Illustrations. • Technical details: Convolvulus, Calystegia. • Technical details: Dichondra. • Technical details: Ipomoea (Lindley). • Technical details: Jacquemontia (Thonner). • Batatas (= Ipomoea) betacea Lindl.: Bot. Reg. xxvi, 56 (1840). • British Convolvulus, Calystegia (B. Ent. compilation. • Convolvulus arvensis: Eng. Bot. 923 (1866). • Convolvulus farinosus: Bot. Reg. 1323, 1830. • Convolvulus scoparius: Bot. Reg. 43, 1841. • Ipomoea aitonii: Bot. Reg. 1794, 1836. • Ipomoea batatoides: Bot. Reg. 36, 1841. • Ipomoea cymosa: Bot. Reg. 29 (24), 1843. • Pharbitis x hirsutula: as P. diversifolia, Bot. Reg. 1988, 1837. • Pharbitis ostrina: Bot. Reg. 51, 1842. • Quamoclit lobata: as Mina lobata, Bot. Reg. 24, 1842.
This description is offered for casual browsing only. We strongly advise against extracting comparative information from it. This is much more easily achieved using the interactive key, which allows access to the character list, illustrations, full and partial descriptions, diagnostic descriptions, differences and similarities between taxa, lists of taxa exhibiting or lacking specified attributes, distributions of character states within any set of taxa, geographical distribution, genera included in each family, and classifications (Dahlgren; Dahlgren, Clifford, and Yeo; Cronquist; APG).
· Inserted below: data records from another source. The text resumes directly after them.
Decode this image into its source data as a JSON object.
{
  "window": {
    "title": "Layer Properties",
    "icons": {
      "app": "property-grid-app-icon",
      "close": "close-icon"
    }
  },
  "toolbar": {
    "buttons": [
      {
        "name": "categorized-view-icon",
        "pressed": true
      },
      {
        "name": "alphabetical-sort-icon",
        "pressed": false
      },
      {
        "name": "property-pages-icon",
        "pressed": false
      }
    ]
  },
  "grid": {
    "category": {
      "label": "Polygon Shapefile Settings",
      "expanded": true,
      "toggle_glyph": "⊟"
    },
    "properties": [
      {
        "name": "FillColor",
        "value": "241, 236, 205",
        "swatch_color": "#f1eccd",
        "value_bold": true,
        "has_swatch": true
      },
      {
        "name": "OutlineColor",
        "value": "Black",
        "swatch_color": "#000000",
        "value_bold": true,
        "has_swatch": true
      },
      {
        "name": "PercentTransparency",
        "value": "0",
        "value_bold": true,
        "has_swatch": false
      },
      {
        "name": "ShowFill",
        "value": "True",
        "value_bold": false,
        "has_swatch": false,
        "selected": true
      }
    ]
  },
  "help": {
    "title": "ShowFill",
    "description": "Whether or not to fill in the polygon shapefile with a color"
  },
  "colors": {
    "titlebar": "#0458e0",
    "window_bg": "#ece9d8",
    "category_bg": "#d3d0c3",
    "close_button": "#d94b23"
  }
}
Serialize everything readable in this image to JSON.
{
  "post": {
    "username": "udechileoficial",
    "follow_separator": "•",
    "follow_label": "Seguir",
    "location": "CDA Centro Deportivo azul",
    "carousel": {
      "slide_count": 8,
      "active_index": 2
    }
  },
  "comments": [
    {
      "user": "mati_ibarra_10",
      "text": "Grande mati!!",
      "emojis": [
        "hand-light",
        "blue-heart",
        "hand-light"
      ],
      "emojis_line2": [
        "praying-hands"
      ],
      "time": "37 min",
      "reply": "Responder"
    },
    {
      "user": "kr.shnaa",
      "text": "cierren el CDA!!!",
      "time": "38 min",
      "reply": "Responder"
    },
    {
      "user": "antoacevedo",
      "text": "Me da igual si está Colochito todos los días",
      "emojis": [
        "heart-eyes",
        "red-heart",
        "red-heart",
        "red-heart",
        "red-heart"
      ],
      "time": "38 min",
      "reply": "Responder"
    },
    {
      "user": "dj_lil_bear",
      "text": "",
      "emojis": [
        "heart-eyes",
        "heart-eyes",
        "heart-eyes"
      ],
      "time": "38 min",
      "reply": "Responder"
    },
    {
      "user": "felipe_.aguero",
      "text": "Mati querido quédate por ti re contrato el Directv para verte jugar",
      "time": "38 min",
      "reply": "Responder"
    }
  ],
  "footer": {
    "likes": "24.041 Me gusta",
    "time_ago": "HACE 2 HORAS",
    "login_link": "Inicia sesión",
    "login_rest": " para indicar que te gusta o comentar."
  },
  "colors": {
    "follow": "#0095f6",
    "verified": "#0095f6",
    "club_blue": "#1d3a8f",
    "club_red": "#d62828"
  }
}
Cite this publication as: ‘Watson, L., and Dallwitz, M.J. 1992 onwards. The families of flowering plants: descriptions, illustrations, identification, and information retrieval. Version: 19th December 2012. http://delta-intkey.com’.